It was surprising to hear so many human voices in the woods early in the morning, despite the fact that the Memorial Park Conservancy claimed that the unofficial trails were closed. People were talking to each other as they jogged and hiked along the narrow footpaths through the tall trees and over and around the ravines.
The banks at the water’s edge were heavily lined with giant ragweed, a native that helps protect against erosion. The water had only recently receded after ten days of flow well over 2,000 cubic feet per second (cfs). (Normal or base flow is about 150 cfs.) The Corps of Engineers had been releasing the stormwater pent up in the federal flood control reservoirs behind Barker and Addicks dams far upstream in west Houston. There had been some heavy rain in the western part of the county – over eight inches in 24 hours — above the dams near the end of June.
During the final days of emptying the reservoirs, the water flowing down the bayou was a dark gumbo color, almost black, and there was some concern about that. We were unable to get an explanation from the Corps, but our geologists theorized that this was likely decomposed organic matter from the bottom of the reservoir pools.
We put in at the public boat launch in Memorial Park at Woodway just west of Loop 610. We were all wearing masks, slipping and sliding in the mud. Actually the boat launch, once part of a popular nature trail through the woods, is a giant concrete stormwater outfall draining Post Oak Road. Badly designed by global engineering giant AECOM, the faux-stone structure shoots stormwater directly across the stream, a violation of Flood Control District and Corps policies, blocking the flow, creating turbulence, clogging with sediment, etc. Unfortunately, it seems that the majority of the storm pipes emptying into the bayou, old and new, are improperly installed.

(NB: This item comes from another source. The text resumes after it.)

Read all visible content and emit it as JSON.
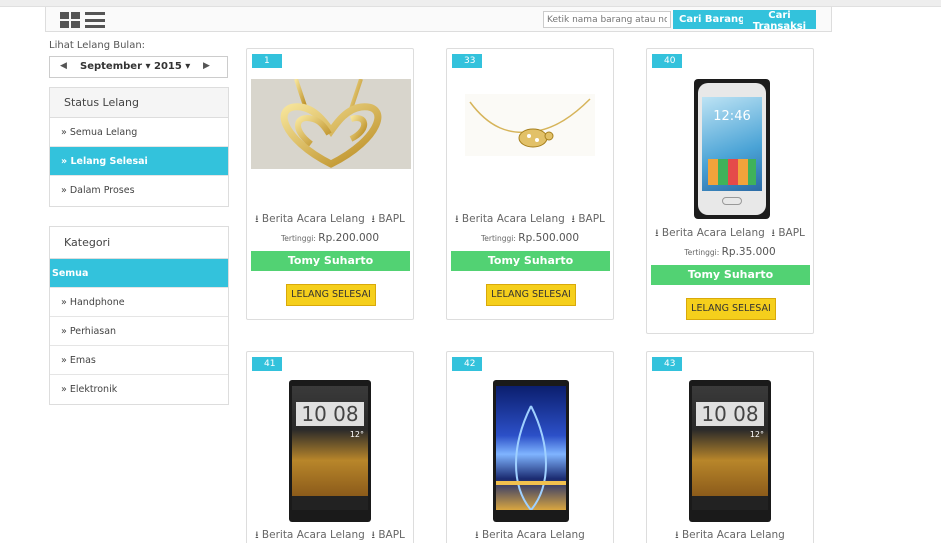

We were five people in three kayaks and a wooden canoe, including Bruce Bodson, Save Buffalo Bayou board member and founder of Lower Brazos River Watch; Rachel Powers, executive director of the Citizens Environmental Coalition, and musician and composer Paul English, an experienced white-water paddler on his first float on Buffalo Bayou.